Each record below needs to be reproduced precisely, though not its pictures.

··· Supplied information

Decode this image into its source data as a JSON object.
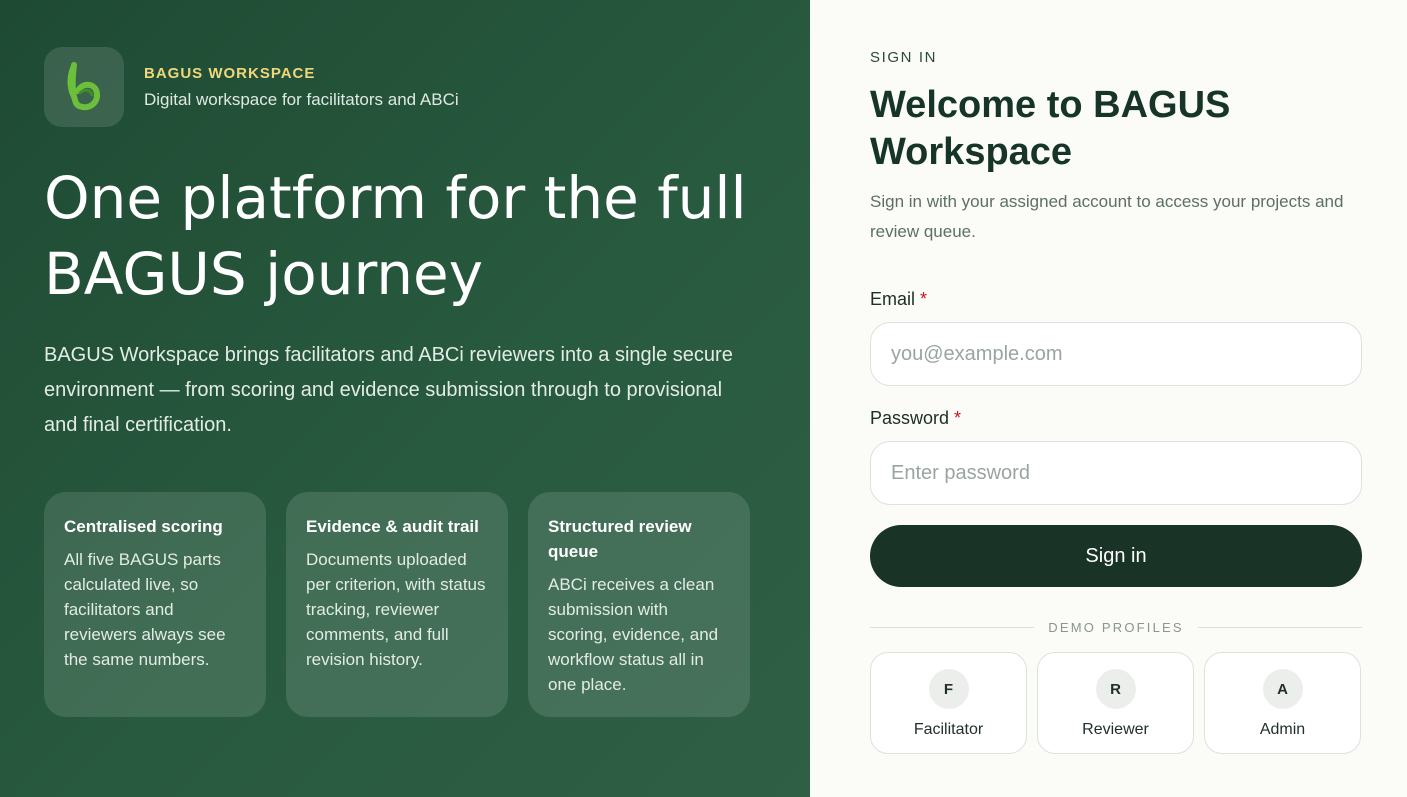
{
  "brand": {
    "name": "BAGUS WORKSPACE",
    "tagline": "Digital workspace for facilitators and ABCi",
    "logo_icon": "leaf-b-logo-icon",
    "logo_colors": [
      "#6cbf3a",
      "#3e8f2a"
    ]
  },
  "hero": {
    "headline": "One platform for the full BAGUS journey",
    "intro": "BAGUS Workspace brings facilitators and ABCi reviewers into a single secure environment — from scoring and evidence submission through to provisional and final certification."
  },
  "features": [
    {
      "title": "Centralised scoring",
      "body": "All five BAGUS parts calculated live, so facilitators and reviewers always see the same numbers."
    },
    {
      "title": "Evidence & audit trail",
      "body": "Documents uploaded per criterion, with status tracking, reviewer comments, and full revision history."
    },
    {
      "title": "Structured review queue",
      "body": "ABCi receives a clean submission with scoring, evidence, and workflow status all in one place."
    }
  ],
  "signin": {
    "eyebrow": "SIGN IN",
    "title": "Welcome to BAGUS Workspace",
    "subtitle": "Sign in with your assigned account to access your projects and review queue.",
    "email_label": "Email",
    "email_placeholder": "you@example.com",
    "email_value": "",
    "password_label": "Password",
    "password_placeholder": "Enter password",
    "password_value": "",
    "required_marker": "*",
    "button_label": "Sign in"
  },
  "demo_profiles": {
    "heading": "DEMO PROFILES",
    "items": [
      {
        "initial": "F",
        "label": "Facilitator"
      },
      {
        "initial": "R",
        "label": "Reviewer"
      },
      {
        "initial": "A",
        "label": "Admin"
      }
    ]
  },
  "colors": {
    "left_bg": "#24553b",
    "brand_accent": "#efd77c",
    "primary_button": "#1a3327",
    "required": "#c01a1a"
  }
}
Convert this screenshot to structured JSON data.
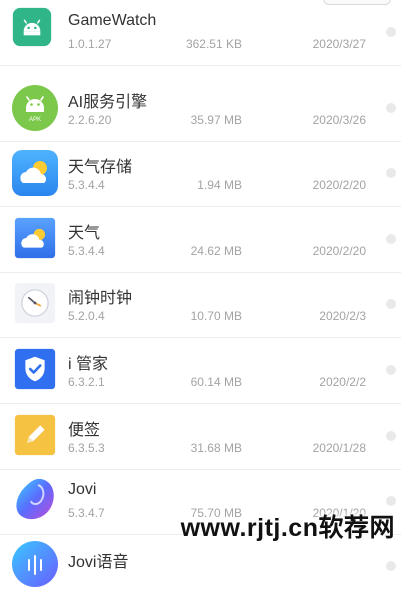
{
  "apps": [
    {
      "name": "GameWatch",
      "version": "1.0.1.27",
      "size": "362.51 KB",
      "date": "2020/3/27",
      "icon": "android-icon"
    },
    {
      "name": "AI服务引擎",
      "version": "2.2.6.20",
      "size": "35.97 MB",
      "date": "2020/3/26",
      "icon": "apk-android-icon",
      "icon_text": "APK"
    },
    {
      "name": "天气存储",
      "version": "5.3.4.4",
      "size": "1.94 MB",
      "date": "2020/2/20",
      "icon": "weather-cloud-icon"
    },
    {
      "name": "天气",
      "version": "5.3.4.4",
      "size": "24.62 MB",
      "date": "2020/2/20",
      "icon": "weather-cloud-icon"
    },
    {
      "name": "闹钟时钟",
      "version": "5.2.0.4",
      "size": "10.70 MB",
      "date": "2020/2/3",
      "icon": "clock-icon"
    },
    {
      "name": "i 管家",
      "version": "6.3.2.1",
      "size": "60.14 MB",
      "date": "2020/2/2",
      "icon": "shield-check-icon"
    },
    {
      "name": "便签",
      "version": "6.3.5.3",
      "size": "31.68 MB",
      "date": "2020/1/28",
      "icon": "pencil-note-icon"
    },
    {
      "name": "Jovi",
      "version": "5.3.4.7",
      "size": "75.70 MB",
      "date": "2020/1/20",
      "icon": "jovi-icon"
    },
    {
      "name": "Jovi语音",
      "version": "",
      "size": "",
      "date": "",
      "icon": "jovi-voice-icon"
    }
  ],
  "watermark": "www.rjtj.cn软荐网",
  "colors": {
    "android_green": "#3ddc84",
    "weather_blue": "#3b8cf2",
    "shield_blue": "#2f6ff0",
    "note_yellow": "#f5c242"
  }
}
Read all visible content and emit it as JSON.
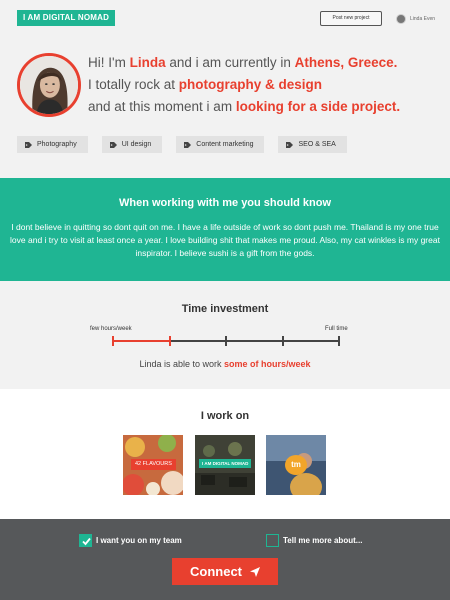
{
  "topbar": {
    "logo": "I AM DIGITAL NOMAD",
    "post_project": "Post new project",
    "user_name": "Linda Even"
  },
  "hero": {
    "line1_pre": "Hi! I'm ",
    "name": "Linda",
    "line1_mid": " and i am currently in ",
    "location": "Athens, Greece.",
    "line2_pre": "I totally rock at ",
    "skills_phrase": "photography & design",
    "line3_pre": "and at this moment i am ",
    "status": "looking for a side project."
  },
  "skills": [
    {
      "label": "Photography",
      "icon": "tag-icon"
    },
    {
      "label": "UI design",
      "icon": "tag-icon"
    },
    {
      "label": "Content marketing",
      "icon": "tag-icon"
    },
    {
      "label": "SEO & SEA",
      "icon": "tag-icon"
    }
  ],
  "about": {
    "title": "When working with me you should know",
    "text": "I dont believe in quitting so dont quit on me. I have a life outside of work so dont push me. Thailand is my one true love and i try to visit at least once a year. I love building shit that makes me proud. Also, my cat winkles is my great inspirator. I believe sushi is a gift from the gods."
  },
  "time": {
    "title": "Time investment",
    "min_label": "few hours/week",
    "max_label": "Full time",
    "level": 0.25,
    "stops": 5,
    "note_pre": "Linda is able to work ",
    "note_value": "some of hours/week"
  },
  "work": {
    "title": "I work on",
    "items": [
      {
        "label": "42 FLAVOURS"
      },
      {
        "label": "I AM DIGITAL NOMAD"
      },
      {
        "label": "tm"
      }
    ]
  },
  "footer": {
    "option1": "I want you on my team",
    "option1_checked": true,
    "option2": "Tell me more about...",
    "option2_checked": false,
    "connect": "Connect"
  },
  "colors": {
    "accent_green": "#1fb593",
    "accent_red": "#e8402f",
    "footer_bg": "#56585a"
  }
}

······

### [Finished exercise]
Decode this image into its source data as a JSON object.
{
  "brand": {
    "name": "BAGUS WORKSPACE",
    "tagline": "Digital workspace for facilitators and ABCi",
    "logo_icon": "leaf-b-logo-icon",
    "logo_colors": [
      "#6cbf3a",
      "#3e8f2a"
    ]
  },
  "hero": {
    "headline": "One platform for the full BAGUS journey",
    "intro": "BAGUS Workspace brings facilitators and ABCi reviewers into a single secure environment — from scoring and evidence submission through to provisional and final certification."
  },
  "features": [
    {
      "title": "Centralised scoring",
      "body": "All five BAGUS parts calculated live, so facilitators and reviewers always see the same numbers."
    },
    {
      "title": "Evidence & audit trail",
      "body": "Documents uploaded per criterion, with status tracking, reviewer comments, and full revision history."
    },
    {
      "title": "Structured review queue",
      "body": "ABCi receives a clean submission with scoring, evidence, and workflow status all in one place."
    }
  ],
  "signin": {
    "eyebrow": "SIGN IN",
    "title": "Welcome to BAGUS Workspace",
    "subtitle": "Sign in with your assigned account to access your projects and review queue.",
    "email_label": "Email",
    "email_placeholder": "you@example.com",
    "email_value": "",
    "password_label": "Password",
    "password_placeholder": "Enter password",
    "password_value": "",
    "required_marker": "*",
    "button_label": "Sign in"
  },
  "demo_profiles": {
    "heading": "DEMO PROFILES",
    "items": [
      {
        "initial": "F",
        "label": "Facilitator"
      },
      {
        "initial": "R",
        "label": "Reviewer"
      },
      {
        "initial": "A",
        "label": "Admin"
      }
    ]
  },
  "colors": {
    "left_bg": "#24553b",
    "brand_accent": "#efd77c",
    "primary_button": "#1a3327",
    "required": "#c01a1a"
  }
}
Convert this screenshot to structured JSON data.
{
  "apps": [
    {
      "name": "GameWatch",
      "version": "1.0.1.27",
      "size": "362.51 KB",
      "date": "2020/3/27",
      "icon": "android-icon"
    },
    {
      "name": "AI服务引擎",
      "version": "2.2.6.20",
      "size": "35.97 MB",
      "date": "2020/3/26",
      "icon": "apk-android-icon",
      "icon_text": "APK"
    },
    {
      "name": "天气存储",
      "version": "5.3.4.4",
      "size": "1.94 MB",
      "date": "2020/2/20",
      "icon": "weather-cloud-icon"
    },
    {
      "name": "天气",
      "version": "5.3.4.4",
      "size": "24.62 MB",
      "date": "2020/2/20",
      "icon": "weather-cloud-icon"
    },
    {
      "name": "闹钟时钟",
      "version": "5.2.0.4",
      "size": "10.70 MB",
      "date": "2020/2/3",
      "icon": "clock-icon"
    },
    {
      "name": "i 管家",
      "version": "6.3.2.1",
      "size": "60.14 MB",
      "date": "2020/2/2",
      "icon": "shield-check-icon"
    },
    {
      "name": "便签",
      "version": "6.3.5.3",
      "size": "31.68 MB",
      "date": "2020/1/28",
      "icon": "pencil-note-icon"
    },
    {
      "name": "Jovi",
      "version": "5.3.4.7",
      "size": "75.70 MB",
      "date": "2020/1/20",
      "icon": "jovi-icon"
    },
    {
      "name": "Jovi语音",
      "version": "",
      "size": "",
      "date": "",
      "icon": "jovi-voice-icon"
    }
  ],
  "watermark": "www.rjtj.cn软荐网",
  "colors": {
    "android_green": "#3ddc84",
    "weather_blue": "#3b8cf2",
    "shield_blue": "#2f6ff0",
    "note_yellow": "#f5c242"
  }
}
Read all visible content and emit it as JSON.
{
  "topbar": {
    "logo": "I AM DIGITAL NOMAD",
    "post_project": "Post new project",
    "user_name": "Linda Even"
  },
  "hero": {
    "line1_pre": "Hi! I'm ",
    "name": "Linda",
    "line1_mid": " and i am currently in ",
    "location": "Athens, Greece.",
    "line2_pre": "I totally rock at ",
    "skills_phrase": "photography & design",
    "line3_pre": "and at this moment i am ",
    "status": "looking for a side project."
  },
  "skills": [
    {
      "label": "Photography",
      "icon": "tag-icon"
    },
    {
      "label": "UI design",
      "icon": "tag-icon"
    },
    {
      "label": "Content marketing",
      "icon": "tag-icon"
    },
    {
      "label": "SEO & SEA",
      "icon": "tag-icon"
    }
  ],
  "about": {
    "title": "When working with me you should know",
    "text": "I dont believe in quitting so dont quit on me. I have a life outside of work so dont push me. Thailand is my one true love and i try to visit at least once a year. I love building shit that makes me proud. Also, my cat winkles is my great inspirator. I believe sushi is a gift from the gods."
  },
  "time": {
    "title": "Time investment",
    "min_label": "few hours/week",
    "max_label": "Full time",
    "level": 0.25,
    "stops": 5,
    "note_pre": "Linda is able to work ",
    "note_value": "some of hours/week"
  },
  "work": {
    "title": "I work on",
    "items": [
      {
        "label": "42 FLAVOURS"
      },
      {
        "label": "I AM DIGITAL NOMAD"
      },
      {
        "label": "tm"
      }
    ]
  },
  "footer": {
    "option1": "I want you on my team",
    "option1_checked": true,
    "option2": "Tell me more about...",
    "option2_checked": false,
    "connect": "Connect"
  },
  "colors": {
    "accent_green": "#1fb593",
    "accent_red": "#e8402f",
    "footer_bg": "#56585a"
  }
}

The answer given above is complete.